## Aim of the exercise
When a line below holds the string "true", show that line.
BEGIN
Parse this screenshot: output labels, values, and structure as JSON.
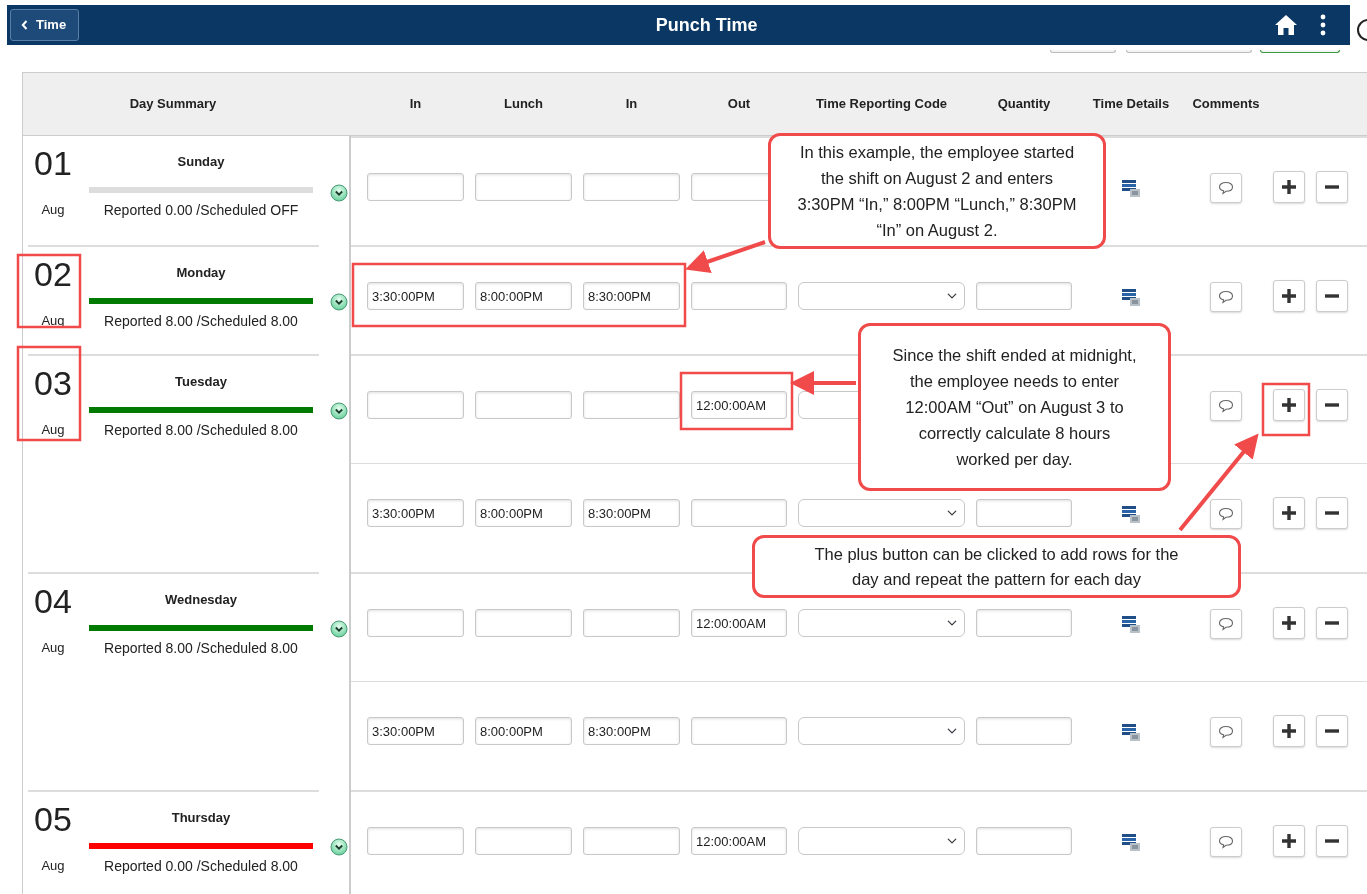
{
  "header": {
    "back_button": "Time",
    "title": "Punch Time"
  },
  "columns": [
    "Day Summary",
    "In",
    "Lunch",
    "In",
    "Out",
    "Time Reporting Code",
    "Quantity",
    "Time Details",
    "Comments"
  ],
  "days": [
    {
      "day": "01",
      "month": "Aug",
      "weekday": "Sunday",
      "color": "#dddddd",
      "summary": "Reported 0.00 /Scheduled OFF",
      "rows": [
        {
          "fields": [
            {
              "kind": "time"
            },
            {
              "kind": "time"
            },
            {
              "kind": "time"
            },
            {
              "kind": "time"
            }
          ],
          "actions": [
            {
              "kind": "details"
            },
            {
              "kind": "comment"
            },
            {
              "kind": "add"
            },
            {
              "kind": "remove"
            }
          ]
        }
      ]
    },
    {
      "day": "02",
      "month": "Aug",
      "weekday": "Monday",
      "color": "#007a00",
      "summary": "Reported 8.00 /Scheduled 8.00",
      "rows": [
        {
          "fields": [
            {
              "kind": "time",
              "value": "3:30:00PM"
            },
            {
              "kind": "time",
              "value": "8:00:00PM"
            },
            {
              "kind": "time",
              "value": "8:30:00PM"
            },
            {
              "kind": "time"
            },
            {
              "kind": "select"
            },
            {
              "kind": "number"
            }
          ],
          "actions": [
            {
              "kind": "details"
            },
            {
              "kind": "comment"
            },
            {
              "kind": "add"
            },
            {
              "kind": "remove"
            }
          ]
        }
      ]
    },
    {
      "day": "03",
      "month": "Aug",
      "weekday": "Tuesday",
      "color": "#007a00",
      "summary": "Reported 8.00 /Scheduled 8.00",
      "rows": [
        {
          "fields": [
            {
              "kind": "time"
            },
            {
              "kind": "time"
            },
            {
              "kind": "time"
            },
            {
              "kind": "time",
              "value": "12:00:00AM"
            },
            {
              "kind": "select"
            }
          ],
          "actions": [
            {
              "kind": "comment"
            },
            {
              "kind": "add"
            },
            {
              "kind": "remove"
            }
          ]
        },
        {
          "fields": [
            {
              "kind": "time",
              "value": "3:30:00PM"
            },
            {
              "kind": "time",
              "value": "8:00:00PM"
            },
            {
              "kind": "time",
              "value": "8:30:00PM"
            },
            {
              "kind": "time"
            },
            {
              "kind": "select"
            },
            {
              "kind": "number"
            }
          ],
          "actions": [
            {
              "kind": "details"
            },
            {
              "kind": "comment"
            },
            {
              "kind": "add"
            },
            {
              "kind": "remove"
            }
          ]
        }
      ]
    },
    {
      "day": "04",
      "month": "Aug",
      "weekday": "Wednesday",
      "color": "#007a00",
      "summary": "Reported 8.00 /Scheduled 8.00",
      "rows": [
        {
          "fields": [
            {
              "kind": "time"
            },
            {
              "kind": "time"
            },
            {
              "kind": "time"
            },
            {
              "kind": "time",
              "value": "12:00:00AM"
            },
            {
              "kind": "select"
            },
            {
              "kind": "number"
            }
          ],
          "actions": [
            {
              "kind": "details"
            },
            {
              "kind": "comment"
            },
            {
              "kind": "add"
            },
            {
              "kind": "remove"
            }
          ]
        },
        {
          "fields": [
            {
              "kind": "time",
              "value": "3:30:00PM"
            },
            {
              "kind": "time",
              "value": "8:00:00PM"
            },
            {
              "kind": "time",
              "value": "8:30:00PM"
            },
            {
              "kind": "time"
            },
            {
              "kind": "select"
            },
            {
              "kind": "number"
            }
          ],
          "actions": [
            {
              "kind": "details"
            },
            {
              "kind": "comment"
            },
            {
              "kind": "add"
            },
            {
              "kind": "remove"
            }
          ]
        }
      ]
    },
    {
      "day": "05",
      "month": "Aug",
      "weekday": "Thursday",
      "color": "#ff0000",
      "summary": "Reported 0.00 /Scheduled 8.00",
      "rows": [
        {
          "fields": [
            {
              "kind": "time"
            },
            {
              "kind": "time"
            },
            {
              "kind": "time"
            },
            {
              "kind": "time",
              "value": "12:00:00AM"
            },
            {
              "kind": "select"
            },
            {
              "kind": "number"
            }
          ],
          "actions": [
            {
              "kind": "details"
            },
            {
              "kind": "comment"
            },
            {
              "kind": "add"
            },
            {
              "kind": "remove"
            }
          ]
        }
      ]
    }
  ],
  "callouts": [
    {
      "text": "In this example, the employee started the shift on August 2 and enters 3:30PM “In,” 8:00PM “Lunch,” 8:30PM “In” on August 2."
    },
    {
      "text": "Since the shift ended at midnight, the employee needs to enter 12:00AM “Out” on August 3 to correctly calculate 8 hours worked per day."
    },
    {
      "text": "The plus button can be clicked to add rows for the day and repeat the pattern for each day"
    }
  ]
}
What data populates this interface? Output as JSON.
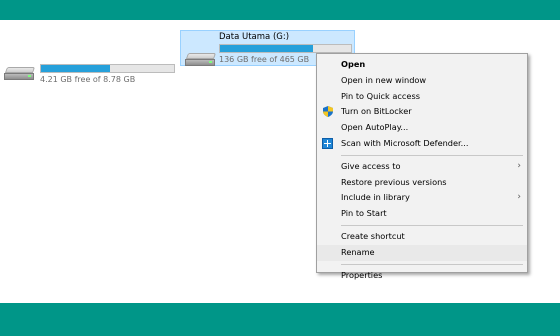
{
  "drives": [
    {
      "name": "",
      "free_text": "4.21 GB free of 8.78 GB",
      "used_fraction": 0.52,
      "selected": false
    },
    {
      "name": "Data Utama (G:)",
      "free_text": "136 GB free of 465 GB",
      "used_fraction": 0.71,
      "selected": true
    }
  ],
  "context_menu": {
    "items": [
      {
        "label": "Open",
        "bold": true,
        "icon": "",
        "submenu": false
      },
      {
        "label": "Open in new window",
        "bold": false,
        "icon": "",
        "submenu": false
      },
      {
        "label": "Pin to Quick access",
        "bold": false,
        "icon": "",
        "submenu": false
      },
      {
        "label": "Turn on BitLocker",
        "bold": false,
        "icon": "shield-icon",
        "submenu": false
      },
      {
        "label": "Open AutoPlay...",
        "bold": false,
        "icon": "",
        "submenu": false
      },
      {
        "label": "Scan with Microsoft Defender...",
        "bold": false,
        "icon": "defender-icon",
        "submenu": false
      },
      {
        "label": "Give access to",
        "bold": false,
        "icon": "",
        "submenu": true
      },
      {
        "label": "Restore previous versions",
        "bold": false,
        "icon": "",
        "submenu": false
      },
      {
        "label": "Include in library",
        "bold": false,
        "icon": "",
        "submenu": true
      },
      {
        "label": "Pin to Start",
        "bold": false,
        "icon": "",
        "submenu": false
      },
      {
        "label": "Create shortcut",
        "bold": false,
        "icon": "",
        "submenu": false
      },
      {
        "label": "Rename",
        "bold": false,
        "icon": "",
        "submenu": false,
        "highlighted": true
      },
      {
        "label": "Properties",
        "bold": false,
        "icon": "",
        "submenu": false
      }
    ]
  },
  "colors": {
    "background": "#009688",
    "bar_fill": "#26a0da",
    "selection": "#cce8ff"
  }
}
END
## Written response
      "selected": true
        "bold": true,
        "submenu": true
        "submenu": true
        "highlighted": true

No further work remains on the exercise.